“The water carried two of my children who held unto my dress but the force of the water snatched them from me and swept them away.”
Abubakar, who was unable to hold back tears, equally narrated how his two wives and other children were also swept away by the flood.
Malam Abubakar’s experience is a sad reminder of the dangers posed by flood during the rainy season which is expected to last till October.
If the example related above makes the menace look confined to poor surroundings, the historic rainfall and resulting floods that paralyzed the posh Victoria Island, Lekki and VGC areas of Lagos early July should quickly dispel this.
Flooding can occur anywhere – inland, along the coast, and across every region of the country. Even though a community has little or no risk of flooding, the reality is that anywhere it rains, there can be flooding.
The reasons for flooding are, of course, not farfetched. Many have blamed house owners for cutting corners and building without proper planning and drainage layout. While many blame the government for lack of proper urban planning and corruption which makes house owners do what they please.
Nevertheless, the risk of flooding isn’t based only on a community’s history, but on a variety of factors like rainfall, topography, river-flow and tidal-surge data, and changes resulting from new construction in the community. These all play a part in what actual flood risks a community faces.
During the earlier mentioned flood debacle in Lekki, Victoria and VGC, many homes and streets were flooded. Many drivers also became trapped in their vehicles after driving into flood waters and rumors were rife of some vehicles being swept away. As the problem is not exactly new, and nothing concrete has been done to address the situation, a recurrence is not unlikely.
To avoid being a victim in such situation, there are tools that can help drivers.
Safety tips if your car is caught in a flood
- If your car suddenly becomes submerged, stay calm and turn on your headlights and hazard lights to make it easier for emergency personnel to see you.
- Unbuckle your seat belt and unlock your doors and take jackets and outer clothing off.
- Exit through the open windows, swimming to safety and call emergency number. in the direction of the current if you’re in deep water.

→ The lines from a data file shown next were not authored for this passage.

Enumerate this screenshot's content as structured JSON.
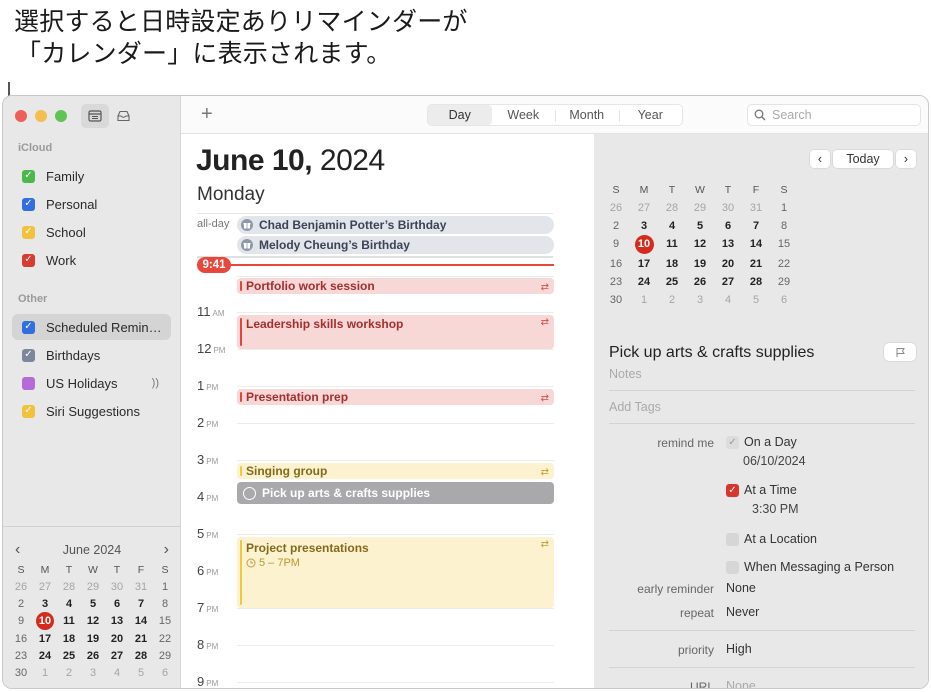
{
  "caption": {
    "line1": "選択すると日時設定ありリマインダーが",
    "line2": "「カレンダー」に表示されます。"
  },
  "sidebar": {
    "sections": [
      {
        "header": "iCloud",
        "items": [
          {
            "label": "Family",
            "color": "#4cb84c",
            "checked": true
          },
          {
            "label": "Personal",
            "color": "#2f6fe0",
            "checked": true
          },
          {
            "label": "School",
            "color": "#f2c23c",
            "checked": true
          },
          {
            "label": "Work",
            "color": "#d93b30",
            "checked": true
          }
        ]
      },
      {
        "header": "Other",
        "items": [
          {
            "label": "Scheduled Remin…",
            "color": "#2f6fe0",
            "checked": true,
            "selected": true
          },
          {
            "label": "Birthdays",
            "color": "#7d869c",
            "checked": true
          },
          {
            "label": "US Holidays",
            "color": "#b66ad8",
            "checked": false,
            "icon": "broadcast-icon",
            "icon_glyph": "))"
          },
          {
            "label": "Siri Suggestions",
            "color": "#f2c23c",
            "checked": true
          }
        ]
      }
    ],
    "mini_calendar": {
      "title": "June 2024",
      "prev": "‹",
      "next": "›",
      "weekdays": [
        "S",
        "M",
        "T",
        "W",
        "T",
        "F",
        "S"
      ],
      "weeks": [
        [
          "26",
          "27",
          "28",
          "29",
          "30",
          "31",
          "1"
        ],
        [
          "2",
          "3",
          "4",
          "5",
          "6",
          "7",
          "8"
        ],
        [
          "9",
          "10",
          "11",
          "12",
          "13",
          "14",
          "15"
        ],
        [
          "16",
          "17",
          "18",
          "19",
          "20",
          "21",
          "22"
        ],
        [
          "23",
          "24",
          "25",
          "26",
          "27",
          "28",
          "29"
        ],
        [
          "30",
          "1",
          "2",
          "3",
          "4",
          "5",
          "6"
        ]
      ],
      "today": "10"
    }
  },
  "toolbar": {
    "add_label": "+",
    "views": [
      "Day",
      "Week",
      "Month",
      "Year"
    ],
    "active_view": "Day",
    "search_placeholder": "Search"
  },
  "day_view": {
    "date_bold": "June 10,",
    "year": " 2024",
    "weekday": "Monday",
    "allday_label": "all-day",
    "allday_events": [
      "Chad Benjamin Potter’s Birthday",
      "Melody Cheung’s Birthday"
    ],
    "current_time": "9:41",
    "hours": [
      {
        "h": "11",
        "p": "AM"
      },
      {
        "h": "12",
        "p": "PM"
      },
      {
        "h": "1",
        "p": "PM"
      },
      {
        "h": "2",
        "p": "PM"
      },
      {
        "h": "3",
        "p": "PM"
      },
      {
        "h": "4",
        "p": "PM"
      },
      {
        "h": "5",
        "p": "PM"
      },
      {
        "h": "6",
        "p": "PM"
      },
      {
        "h": "7",
        "p": "PM"
      },
      {
        "h": "8",
        "p": "PM"
      },
      {
        "h": "9",
        "p": "PM"
      }
    ],
    "events": [
      {
        "title": "Portfolio work session",
        "calendar": "Work",
        "repeat": true
      },
      {
        "title": "Leadership skills workshop",
        "calendar": "Work",
        "repeat": true
      },
      {
        "title": "Presentation prep",
        "calendar": "Work",
        "repeat": true
      },
      {
        "title": "Singing group",
        "calendar": "School",
        "repeat": true
      },
      {
        "title": "Project presentations",
        "calendar": "School",
        "repeat": true,
        "time": "5 – 7PM"
      }
    ],
    "reminder_event": {
      "title": "Pick up arts & crafts supplies"
    },
    "repeat_glyph": "⇄"
  },
  "inspector": {
    "nav": {
      "prev": "‹",
      "today": "Today",
      "next": "›"
    },
    "calendar": {
      "weekdays": [
        "S",
        "M",
        "T",
        "W",
        "T",
        "F",
        "S"
      ],
      "weeks": [
        [
          "26",
          "27",
          "28",
          "29",
          "30",
          "31",
          "1"
        ],
        [
          "2",
          "3",
          "4",
          "5",
          "6",
          "7",
          "8"
        ],
        [
          "9",
          "10",
          "11",
          "12",
          "13",
          "14",
          "15"
        ],
        [
          "16",
          "17",
          "18",
          "19",
          "20",
          "21",
          "22"
        ],
        [
          "23",
          "24",
          "25",
          "26",
          "27",
          "28",
          "29"
        ],
        [
          "30",
          "1",
          "2",
          "3",
          "4",
          "5",
          "6"
        ]
      ],
      "today": "10"
    },
    "reminder": {
      "title": "Pick up arts & crafts supplies",
      "notes_placeholder": "Notes",
      "tags_placeholder": "Add Tags",
      "remind_me_label": "remind me",
      "on_a_day": {
        "label": "On a Day",
        "checked": true,
        "value": "06/10/2024"
      },
      "at_a_time": {
        "label": "At a Time",
        "checked": true,
        "value": "3:30 PM"
      },
      "at_a_location": {
        "label": "At a Location",
        "checked": false
      },
      "when_messaging": {
        "label": "When Messaging a Person",
        "checked": false
      },
      "early_reminder_label": "early reminder",
      "early_reminder_value": "None",
      "repeat_label": "repeat",
      "repeat_value": "Never",
      "priority_label": "priority",
      "priority_value": "High",
      "url_label": "URL",
      "url_value": "None"
    }
  }
}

- Do not use your energy trying to open the doors because water pressure will keep them from budging.
- Do not try to break windows to get out. If water pressure has not equalized, glass will explode inward toward you or other occupants.
- Once out, do not stay with your car. Get to high ground.
- Do not stand on the roof of your car. If your car is swept away, you’ll be carried away with it. You could also fall and injure yourself if the car shifts abruptly.
- Do not return to your car if you think the water level is going down. Water levels could rise without warning. Allow emergency personnel to tow your vehicle to a safe place.